Four Ways Leaders Lead Positive Change


There are two personal areas I'm trying to transform: one is a nutritional habit, the other is a time mastery discipline in my daily schedule. On the surface they seem relatively simple to change, but for whatever reason I seem to keep taking two steps forward and one step back. Even small personal changes can be challenging, but the progress is in seeing positive benefits.

Former President Woodrow Wilson said, "If you want to make enemies, change something." Few of us, if we are honest, welcome change. I used to think leaders welcomed change and followers didn't, but the truth is leaders don't like it any more than anyone else. 

Not all change is good. It takes thought and wisdom to select the right change personally and professionally. The good news is, the right change can lead to growth and breakthrough.

I'd like to offer four keys on how to lead change:

1. Don't make cosmetic change, get to the core –

Always ask yourself, what or who is at the core the core that needs to be changed? A surface level change can cause pain and disruption. Cosmetic changes only delay growth and positive results. 

For example, I just arrived back from Washington DC where I spent time with the president of the dynamic and growing company I'll be working with. They recently noticed long-standing employees leaving. Upon exit interviews they discovered an erosion of company morale and values.

Instead of making surface level changes, they surveyed their staff and are now aggressively making the proactive change to renew the culture, morale, and personal development of each team member. They are doubling down on investing in their team – that's called transformational change. Positive change. The right change.

2. Focus forward, let go of the past –

The death of any organization is six words, "We've always done it that way." To go up, clean up. Let go of yesterday's failures and successes. Focus 100% of your energy on today. Focus forward and don't be afraid of making positive changes that release new ideas, new innovations, new team members, new ways that allow a stream-lined approach.

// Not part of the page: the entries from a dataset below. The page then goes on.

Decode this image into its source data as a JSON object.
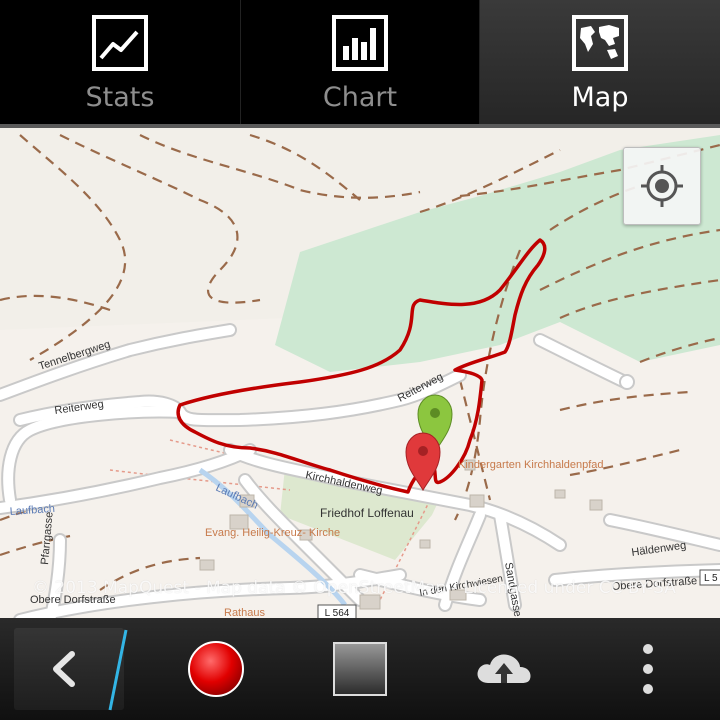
{
  "tabs": [
    {
      "label": "Stats",
      "icon": "line-chart-icon",
      "selected": false
    },
    {
      "label": "Chart",
      "icon": "bar-chart-icon",
      "selected": false
    },
    {
      "label": "Map",
      "icon": "world-map-icon",
      "selected": true
    }
  ],
  "map": {
    "attribution": "© 2013 MapQuest - Map data © OpenStreetMap - Licensed under CC BY-SA",
    "labels": {
      "tennelbergweg": "Tennelbergweg",
      "reiterweg_left": "Reiterweg",
      "reiterweg_right": "Reiterweg",
      "kirchhaldenweg": "Kirchhaldenweg",
      "laufbach_road": "Laufbach",
      "laufbach_stream": "Laufbach",
      "pfarrgasse": "Pfarrgasse",
      "kirche": "Evang. Heilig-Kreuz- Kirche",
      "friedhof": "Friedhof Loffenau",
      "kindergarten": "Kindergarten Kirchhaldenpfad",
      "sandgasse": "Sandgasse",
      "haldenweg": "Häldenweg",
      "obere_left": "Obere Dorfstraße",
      "obere_right": "Obere Dorfstraße",
      "l564": "L 564",
      "l5": "L 5",
      "rathaus": "Rathaus",
      "kirchwiesen": "In den Kirchwiesen"
    },
    "colors": {
      "track": "#c00000",
      "forest": "#cde8d2",
      "road": "#ffffff",
      "start_marker": "#8cc63f",
      "end_marker": "#e0393b"
    }
  },
  "toolbar": {
    "back": "chevron-left-icon",
    "record": "record-icon",
    "stop": "stop-icon",
    "upload": "cloud-upload-icon",
    "menu": "overflow-menu-icon"
  }
}
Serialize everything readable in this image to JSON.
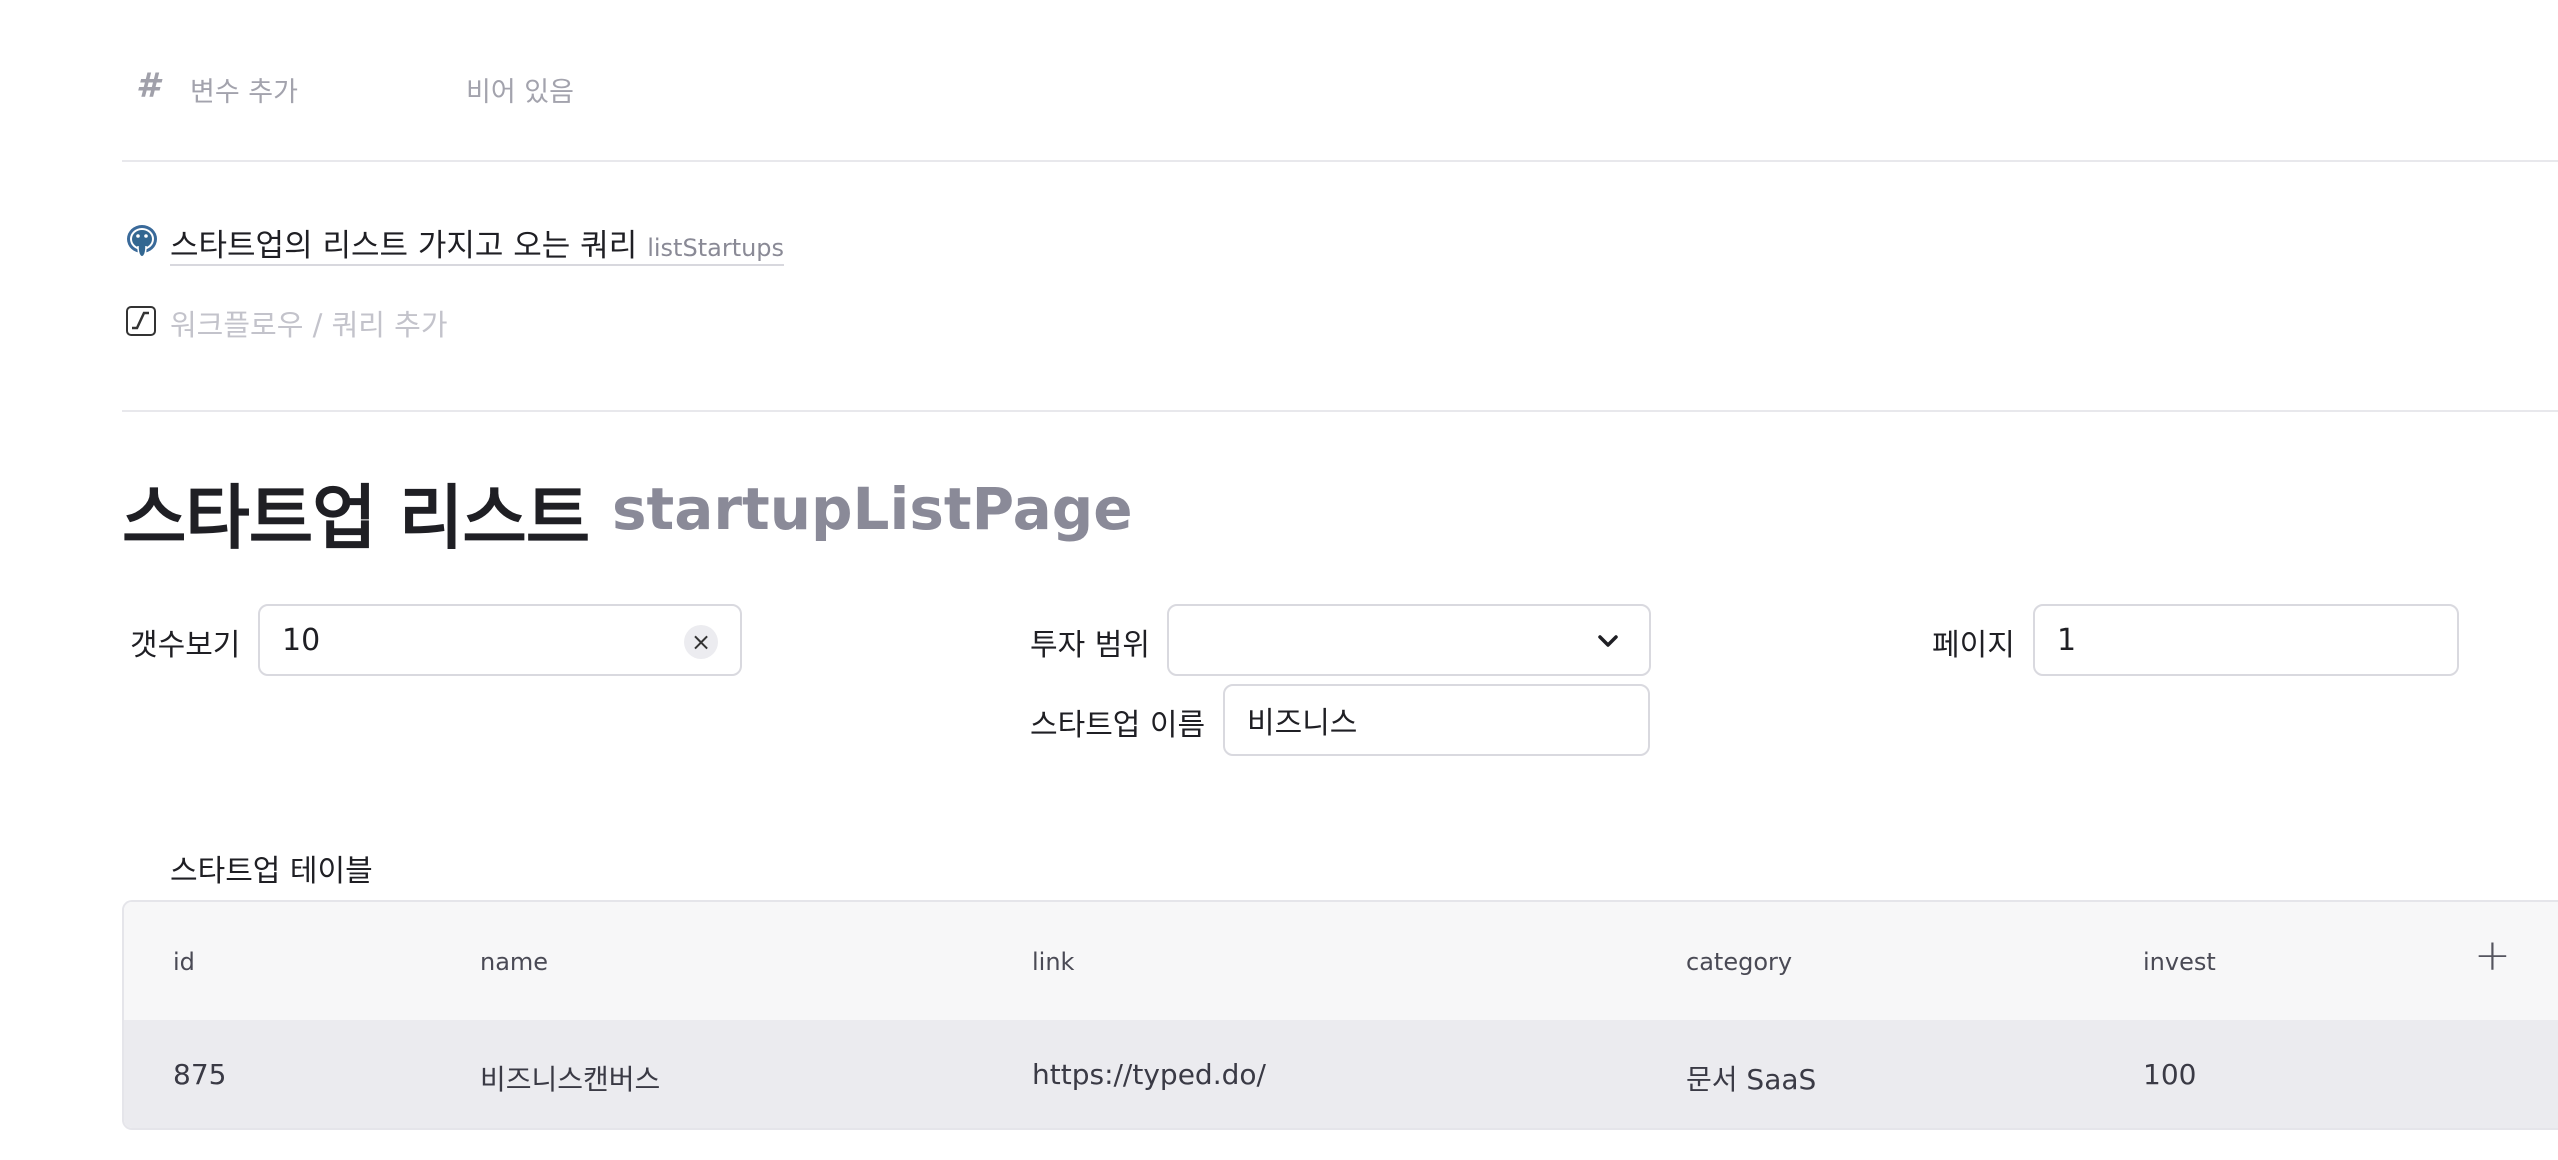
{
  "variables": {
    "icon": "#",
    "add_label": "변수 추가",
    "value_text": "비어 있음"
  },
  "query": {
    "icon": "postgres-elephant-icon",
    "title": "스타트업의 리스트 가지고 오는 쿼리",
    "id": "listStartups"
  },
  "workflow": {
    "icon": "workflow-icon",
    "add_label": "워크플로우 / 쿼리 추가"
  },
  "page": {
    "title": "스타트업 리스트",
    "id": "startupListPage"
  },
  "filters": {
    "count": {
      "label": "갯수보기",
      "value": "10",
      "clear_glyph": "×"
    },
    "invest_range": {
      "label": "투자 범위",
      "value": ""
    },
    "page": {
      "label": "페이지",
      "value": "1"
    },
    "startup_name": {
      "label": "스타트업 이름",
      "value": "비즈니스"
    }
  },
  "table": {
    "label": "스타트업 테이블",
    "columns": [
      "id",
      "name",
      "link",
      "category",
      "invest"
    ],
    "add_column_glyph": "+",
    "rows": [
      {
        "id": "875",
        "name": "비즈니스캔버스",
        "link": "https://typed.do/",
        "category": "문서 SaaS",
        "invest": "100"
      }
    ]
  },
  "colors": {
    "muted_text": "#a3a3ad",
    "id_gray": "#8a8a98",
    "header_bg": "#f7f7f8",
    "row_bg": "#ebebef",
    "border": "#d9d9df"
  }
}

Work smarter not harder. Here is a revolutionary change you may consider: it may be time to change the way we work. According to the 2013 study by the Organization for Economic Cooperation and Development (OECD), Greece is #1 in terms of hours worked, Poland #2, Hungary #3. Their productivity, # 18, #24, #25, respectively. Working fewer but more focused hours Dutch #1, Germans #3, and Norwegians #3… #4, #7, and #1 in productivity, respectively.

Allowing for quality breaks, workouts, and life-balance actually increases productivity up to 27%. That is powerful change, smart change, healthy change for sustainable growth and well-being!

3. Create a conversation about change –

Years ago, if I announced to my children: "Hey kids, we're moving to Montana. Open space, lakes, trees, mountains, pack it up... it will be great!" Knowing my kids, they would've said "Bye Dad!" 

Leading a team is like leading a family. Be respectful with change. Rather than announce big change, create a conversation. Involve others and you'll receive the benefit of positive cooperation that leads to new momentum.

4. Don't just believe in change, believe in your people –

People are open and willing to change if you show them your belief in their abilities. People will always rise to our expectation and belief in them! You can energize your organization by energizing your people around the right change. 

Note: I am making progress in my nutritional habits and discipline of time mastery. That change is good. What one or two good changes can you make for you and your team?

Here's to creating positive change!

For information on keynote presentations, team workshops, and one on one coaching, contact Steve's team at:

The purpose of Leadership Quest is to help professionals develop their personal leadership, vision and emotional intelligence. Everyday I strive to help leaders and teams achieve their desired goals in sales productivity, leadership, time maximization, and life-balance.